- EXERCISE DETAILS
Print the records below verbatim.

- RECORDS
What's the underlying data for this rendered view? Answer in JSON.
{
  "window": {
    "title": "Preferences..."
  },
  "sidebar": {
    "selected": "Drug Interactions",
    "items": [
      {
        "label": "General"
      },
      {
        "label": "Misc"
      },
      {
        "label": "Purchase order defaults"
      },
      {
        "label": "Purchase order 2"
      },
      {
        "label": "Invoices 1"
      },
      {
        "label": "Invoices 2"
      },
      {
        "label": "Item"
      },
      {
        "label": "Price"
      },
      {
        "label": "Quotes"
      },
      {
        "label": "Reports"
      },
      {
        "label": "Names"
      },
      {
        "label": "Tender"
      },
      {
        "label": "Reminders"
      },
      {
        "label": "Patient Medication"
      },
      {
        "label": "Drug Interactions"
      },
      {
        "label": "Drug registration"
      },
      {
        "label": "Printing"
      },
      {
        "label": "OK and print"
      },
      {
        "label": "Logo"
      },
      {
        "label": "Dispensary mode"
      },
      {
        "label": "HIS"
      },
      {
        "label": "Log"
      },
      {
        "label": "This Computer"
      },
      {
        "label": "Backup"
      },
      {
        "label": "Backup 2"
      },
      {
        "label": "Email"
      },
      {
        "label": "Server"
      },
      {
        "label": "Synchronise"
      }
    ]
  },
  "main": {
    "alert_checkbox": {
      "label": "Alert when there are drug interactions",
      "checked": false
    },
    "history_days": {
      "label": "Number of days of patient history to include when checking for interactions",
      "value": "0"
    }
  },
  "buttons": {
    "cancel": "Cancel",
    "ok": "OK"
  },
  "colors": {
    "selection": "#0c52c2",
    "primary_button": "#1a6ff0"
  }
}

- RESPONSE AREA
What's the underlying data for this rendered view? Answer in JSON.
{
  "window": {
    "title": "Preferences..."
  },
  "sidebar": {
    "selected": "Drug Interactions",
    "items": [
      {
        "label": "General"
      },
      {
        "label": "Misc"
      },
      {
        "label": "Purchase order defaults"
      },
      {
        "label": "Purchase order 2"
      },
      {
        "label": "Invoices 1"
      },
      {
        "label": "Invoices 2"
      },
      {
        "label": "Item"
      },
      {
        "label": "Price"
      },
      {
        "label": "Quotes"
      },
      {
        "label": "Reports"
      },
      {
        "label": "Names"
      },
      {
        "label": "Tender"
      },
      {
        "label": "Reminders"
      },
      {
        "label": "Patient Medication"
      },
      {
        "label": "Drug Interactions"
      },
      {
        "label": "Drug registration"
      },
      {
        "label": "Printing"
      },
      {
        "label": "OK and print"
      },
      {
        "label": "Logo"
      },
      {
        "label": "Dispensary mode"
      },
      {
        "label": "HIS"
      },
      {
        "label": "Log"
      },
      {
        "label": "This Computer"
      },
      {
        "label": "Backup"
      },
      {
        "label": "Backup 2"
      },
      {
        "label": "Email"
      },
      {
        "label": "Server"
      },
      {
        "label": "Synchronise"
      }
    ]
  },
  "main": {
    "alert_checkbox": {
      "label": "Alert when there are drug interactions",
      "checked": false
    },
    "history_days": {
      "label": "Number of days of patient history to include when checking for interactions",
      "value": "0"
    }
  },
  "buttons": {
    "cancel": "Cancel",
    "ok": "OK"
  },
  "colors": {
    "selection": "#0c52c2",
    "primary_button": "#1a6ff0"
  }
}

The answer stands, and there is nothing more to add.